## [WORK INSTRUCTION]
Retype the data exactly, leaving nothing out.

## [SOURCE MATERIAL]
+---+

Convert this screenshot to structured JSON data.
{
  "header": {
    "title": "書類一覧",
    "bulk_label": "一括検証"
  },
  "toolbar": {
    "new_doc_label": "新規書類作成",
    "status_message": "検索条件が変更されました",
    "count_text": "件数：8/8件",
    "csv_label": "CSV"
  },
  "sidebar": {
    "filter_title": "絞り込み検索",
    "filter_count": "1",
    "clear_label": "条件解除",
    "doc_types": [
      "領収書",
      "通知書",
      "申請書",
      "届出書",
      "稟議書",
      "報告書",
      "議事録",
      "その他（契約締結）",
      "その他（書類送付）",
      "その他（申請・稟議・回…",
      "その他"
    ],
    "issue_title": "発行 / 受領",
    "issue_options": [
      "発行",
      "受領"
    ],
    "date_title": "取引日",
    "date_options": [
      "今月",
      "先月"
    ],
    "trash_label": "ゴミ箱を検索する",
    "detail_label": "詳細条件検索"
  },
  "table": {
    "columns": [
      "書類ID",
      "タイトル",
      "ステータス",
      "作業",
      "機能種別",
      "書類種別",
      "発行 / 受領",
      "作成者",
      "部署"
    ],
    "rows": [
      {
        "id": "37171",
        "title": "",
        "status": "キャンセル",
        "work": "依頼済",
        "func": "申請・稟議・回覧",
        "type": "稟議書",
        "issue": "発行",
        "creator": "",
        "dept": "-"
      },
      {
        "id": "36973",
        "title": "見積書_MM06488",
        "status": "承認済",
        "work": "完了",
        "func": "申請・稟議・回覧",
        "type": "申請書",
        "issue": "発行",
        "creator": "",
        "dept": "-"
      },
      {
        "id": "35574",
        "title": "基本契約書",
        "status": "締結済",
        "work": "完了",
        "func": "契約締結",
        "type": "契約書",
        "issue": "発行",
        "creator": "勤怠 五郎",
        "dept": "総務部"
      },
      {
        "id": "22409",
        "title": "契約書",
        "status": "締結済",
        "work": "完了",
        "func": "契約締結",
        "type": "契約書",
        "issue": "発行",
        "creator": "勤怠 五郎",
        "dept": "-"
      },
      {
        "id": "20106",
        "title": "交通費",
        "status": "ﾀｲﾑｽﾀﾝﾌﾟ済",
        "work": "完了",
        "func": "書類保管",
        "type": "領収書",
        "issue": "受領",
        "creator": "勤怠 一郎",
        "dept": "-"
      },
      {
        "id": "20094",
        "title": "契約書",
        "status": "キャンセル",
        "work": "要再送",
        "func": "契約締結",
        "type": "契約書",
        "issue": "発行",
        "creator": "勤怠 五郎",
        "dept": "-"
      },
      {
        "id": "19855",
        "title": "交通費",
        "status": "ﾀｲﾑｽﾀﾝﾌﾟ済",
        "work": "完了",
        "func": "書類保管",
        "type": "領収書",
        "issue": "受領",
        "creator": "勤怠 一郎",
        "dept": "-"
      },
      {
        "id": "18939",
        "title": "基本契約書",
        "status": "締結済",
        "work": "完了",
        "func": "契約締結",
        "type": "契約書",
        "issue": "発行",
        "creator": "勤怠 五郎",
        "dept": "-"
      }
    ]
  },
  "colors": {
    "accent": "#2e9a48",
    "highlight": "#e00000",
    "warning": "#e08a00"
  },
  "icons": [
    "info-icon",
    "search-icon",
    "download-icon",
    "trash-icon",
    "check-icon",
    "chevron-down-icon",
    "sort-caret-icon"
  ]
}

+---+

## [OUTPUT OF THE TASK]
Convert this screenshot to structured JSON data.
{
  "header": {
    "title": "書類一覧",
    "bulk_label": "一括検証"
  },
  "toolbar": {
    "new_doc_label": "新規書類作成",
    "status_message": "検索条件が変更されました",
    "count_text": "件数：8/8件",
    "csv_label": "CSV"
  },
  "sidebar": {
    "filter_title": "絞り込み検索",
    "filter_count": "1",
    "clear_label": "条件解除",
    "doc_types": [
      "領収書",
      "通知書",
      "申請書",
      "届出書",
      "稟議書",
      "報告書",
      "議事録",
      "その他（契約締結）",
      "その他（書類送付）",
      "その他（申請・稟議・回…",
      "その他"
    ],
    "issue_title": "発行 / 受領",
    "issue_options": [
      "発行",
      "受領"
    ],
    "date_title": "取引日",
    "date_options": [
      "今月",
      "先月"
    ],
    "trash_label": "ゴミ箱を検索する",
    "detail_label": "詳細条件検索"
  },
  "table": {
    "columns": [
      "書類ID",
      "タイトル",
      "ステータス",
      "作業",
      "機能種別",
      "書類種別",
      "発行 / 受領",
      "作成者",
      "部署"
    ],
    "rows": [
      {
        "id": "37171",
        "title": "",
        "status": "キャンセル",
        "work": "依頼済",
        "func": "申請・稟議・回覧",
        "type": "稟議書",
        "issue": "発行",
        "creator": "",
        "dept": "-"
      },
      {
        "id": "36973",
        "title": "見積書_MM06488",
        "status": "承認済",
        "work": "完了",
        "func": "申請・稟議・回覧",
        "type": "申請書",
        "issue": "発行",
        "creator": "",
        "dept": "-"
      },
      {
        "id": "35574",
        "title": "基本契約書",
        "status": "締結済",
        "work": "完了",
        "func": "契約締結",
        "type": "契約書",
        "issue": "発行",
        "creator": "勤怠 五郎",
        "dept": "総務部"
      },
      {
        "id": "22409",
        "title": "契約書",
        "status": "締結済",
        "work": "完了",
        "func": "契約締結",
        "type": "契約書",
        "issue": "発行",
        "creator": "勤怠 五郎",
        "dept": "-"
      },
      {
        "id": "20106",
        "title": "交通費",
        "status": "ﾀｲﾑｽﾀﾝﾌﾟ済",
        "work": "完了",
        "func": "書類保管",
        "type": "領収書",
        "issue": "受領",
        "creator": "勤怠 一郎",
        "dept": "-"
      },
      {
        "id": "20094",
        "title": "契約書",
        "status": "キャンセル",
        "work": "要再送",
        "func": "契約締結",
        "type": "契約書",
        "issue": "発行",
        "creator": "勤怠 五郎",
        "dept": "-"
      },
      {
        "id": "19855",
        "title": "交通費",
        "status": "ﾀｲﾑｽﾀﾝﾌﾟ済",
        "work": "完了",
        "func": "書類保管",
        "type": "領収書",
        "issue": "受領",
        "creator": "勤怠 一郎",
        "dept": "-"
      },
      {
        "id": "18939",
        "title": "基本契約書",
        "status": "締結済",
        "work": "完了",
        "func": "契約締結",
        "type": "契約書",
        "issue": "発行",
        "creator": "勤怠 五郎",
        "dept": "-"
      }
    ]
  },
  "colors": {
    "accent": "#2e9a48",
    "highlight": "#e00000",
    "warning": "#e08a00"
  },
  "icons": [
    "info-icon",
    "search-icon",
    "download-icon",
    "trash-icon",
    "check-icon",
    "chevron-down-icon",
    "sort-caret-icon"
  ]
}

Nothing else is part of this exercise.